CJ: Some of the reasons for that have been simple things like battery charging, dust, camera reliability, being in remote places or the inability to charge a computer to download. Most we find are shooting digital, unless they feel they can still accomplish the assignment better with film. It has rejuvenated careers. I think it’s wonderful to see a veteran photographer like Bill Allard who’s just nuts about it, or David Allen Harvey who just shot some work in Africa for us. It’s all digital and you know David’s on fire!

OP: Your tenure as editor-in-chief comes at a time when media is more visual than ever before and young people are less inclined to read than watch television or surf the Internet. Do younger photographers see pictures differently, or take pictures differently? Is there a difference attributable to the MTV generation of quick learners, instant gratification, news bites?

That’s a good question. There have been some huge technological advances. When I was at Oregon State University, I used to go out on the overpass of Interstate 5 and practice focusing on passing cars so I could get sharp pictures of football. When I started photographing wild dogs in the mid-’90s in Botswana, that’s the first time I really jumped into autofocus photography with both feet, and it took me a while to learn how to use it. You could make pictures that you couldn’t make before. And it may be with young photographers that it takes them less time to become comfortable with new technology because of the environment in which they’ve grown up. I want all different kinds of visions, and the reality is that younger people, probably because of their background, see differently.

OP: Many of the modern-culture magazines have promoted the “snapshot” look. Perhaps it’s an outgrowth of reality TV.

CJ: Who would have guessed a few years ago that people would be using cell phones to take a picture, and this sort of technology has certainly promoted the snapshot mentality. Occasionally there may be some room for that in our magazine. But we’ve all been around long enough to see a lot of styles in photography come and go, the flavor of the month. At National Geographic, we’re pretty well-grounded in photography that’s steeped in great storytelling, pictures that you can’t forget.
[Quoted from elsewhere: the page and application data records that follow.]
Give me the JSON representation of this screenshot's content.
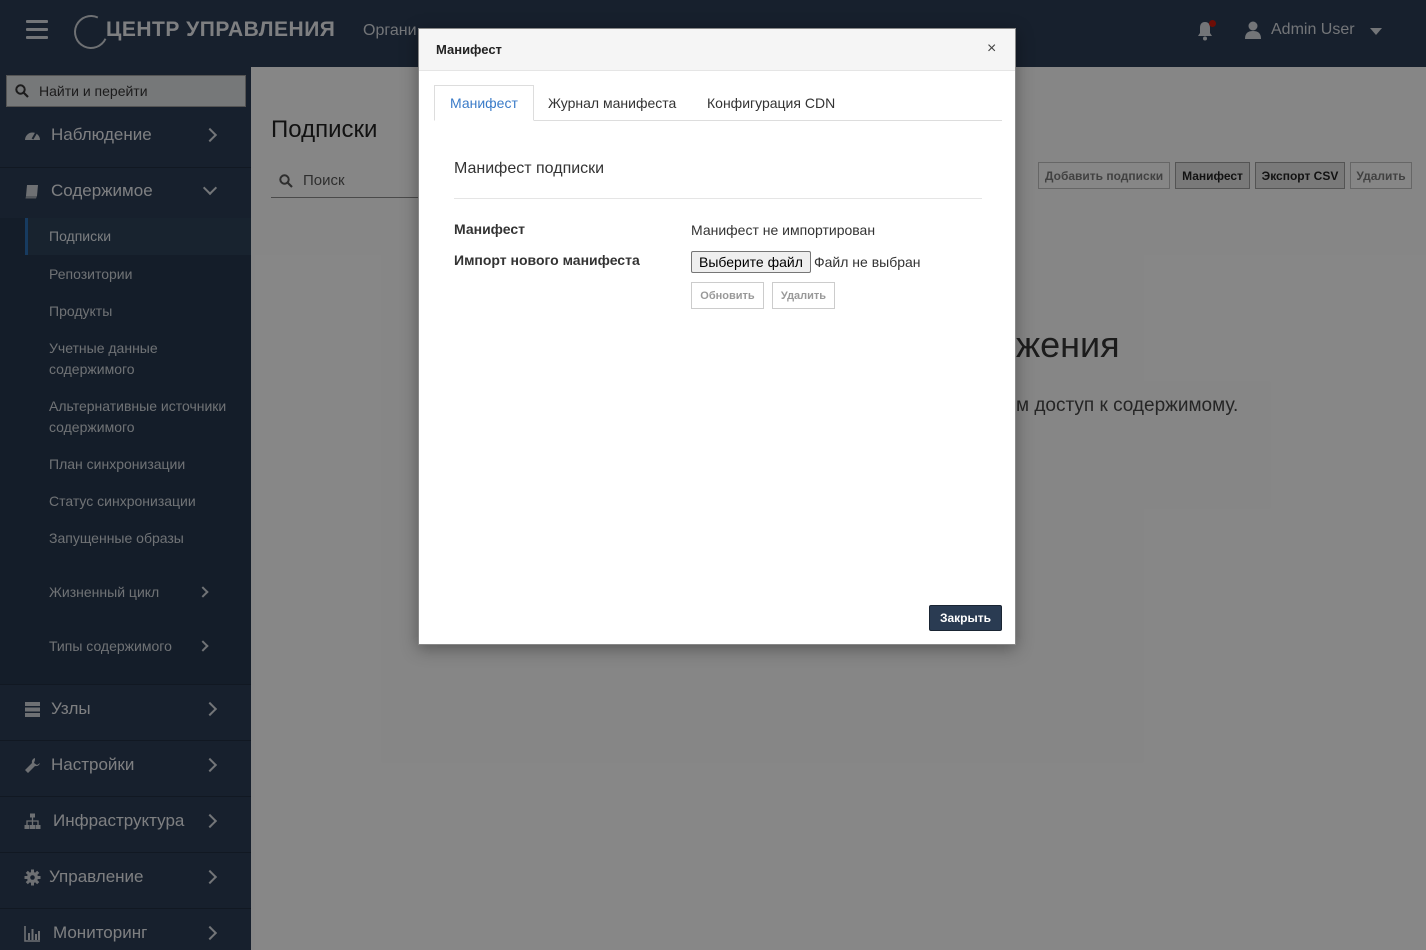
{
  "header": {
    "logo_text": "ЦЕНТР УПРАВЛЕНИЯ",
    "org_text": "Органи",
    "user_name": "Admin User"
  },
  "sidebar": {
    "search_placeholder": "Найти и перейти",
    "top_items": [
      {
        "label": "Наблюдение",
        "icon": "dashboard-icon"
      },
      {
        "label": "Содержимое",
        "icon": "book-icon",
        "expanded": true
      }
    ],
    "content_subitems": [
      {
        "label": "Подписки",
        "active": true
      },
      {
        "label": "Репозитории"
      },
      {
        "label": "Продукты"
      },
      {
        "label": "Учетные данные содержимого"
      },
      {
        "label": "Альтернативные источники содержимого"
      },
      {
        "label": "План синхронизации"
      },
      {
        "label": "Статус синхронизации"
      },
      {
        "label": "Запущенные образы"
      },
      {
        "label": "Жизненный цикл",
        "has_children": true
      },
      {
        "label": "Типы содержимого",
        "has_children": true
      }
    ],
    "bottom_items": [
      {
        "label": "Узлы",
        "icon": "server-icon"
      },
      {
        "label": "Настройки",
        "icon": "wrench-icon"
      },
      {
        "label": "Инфраструктура",
        "icon": "sitemap-icon"
      },
      {
        "label": "Управление",
        "icon": "gear-icon"
      },
      {
        "label": "Мониторинг",
        "icon": "bar-chart-icon"
      }
    ]
  },
  "main": {
    "title": "Подписки",
    "search_placeholder": "Поиск",
    "actions": [
      "Добавить подписки",
      "Манифест",
      "Экспорт CSV",
      "Удалить"
    ],
    "empty_title_fragment": "жения",
    "empty_text_fragment": "м доступ к содержимому."
  },
  "modal": {
    "title": "Манифест",
    "close_symbol": "×",
    "tabs": [
      "Манифест",
      "Журнал манифеста",
      "Конфигурация CDN"
    ],
    "active_tab": 0,
    "section_title": "Манифест подписки",
    "manifest_label": "Манифест",
    "manifest_value": "Манифест не импортирован",
    "import_label": "Импорт нового манифеста",
    "file_button": "Выберите файл",
    "file_status": "Файл не выбран",
    "refresh_button": "Обновить",
    "delete_button": "Удалить",
    "close_button": "Закрыть"
  },
  "colors": {
    "nav_bg": "#2a3b52",
    "accent": "#3a7bc8",
    "active_marker": "#2b6cb0",
    "notification_dot": "#c9190b"
  }
}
On the other hand, when you speak of reality TV, we have to be careful that our pictures don’t look too produced, too slick. That’s one of the many beauties of Nick Nichols’ photography, that there’s an edge to it. There was a point in my career when I was keen to take “perfect pictures.” Perfect pictures don’t interest me; what interests me are energetic, curious, fascinating pictures. A photographer who works for us has to go out and take risks, calculated risks. I’d rather that the pictures be a little rough, but more honest, more revealing than postcard cliché or calendar perfection.

OP: Those pros who have migrated to digital have commented how digital is useful, allowing photographers to see the result, know they have the shot. But this safety factor also can promote complacency. “I’ve got the shot, so I’m done, I can move on.”

CJ: It’s an interesting point and something that we struggled with at first with those who were reluctant, who were skeptical about digital photography. Many said, “It’s not so good because the photographer will know what he or she has.” There’s a real mystery to shooting film and shipping film from Timbuktu into D.C. You keep hammering at it because you’re never quite sure, you’re a little insecure. What I’ve found with shooting digital is quite the opposite. I would look at the picture and say, “That’s a bit better than I thought I got, but I can make it better.” Then, when I’ve refined it to where I want it, I can move on. So I’ve found it to be an incredibly useful device for growth and for keeping myself honest in the field. It’s a terribly useful tool for the future of photography and for photography here at National Geographic.

Professional Influences

Larry Burrows, www.pownetwork.org/bios/b/bx13.htm

Robert Capa, http://photo-seminars.com/Fame/capa.htm

Philip Jones Griffiths, www.noorderlicht.com/eng/fest03/homage/jonesgriffiths/

David Hume Kennerly, www.kennerly.com

W. Eugene Smith, http://photo-seminars.com/Fame/eugesmith.htm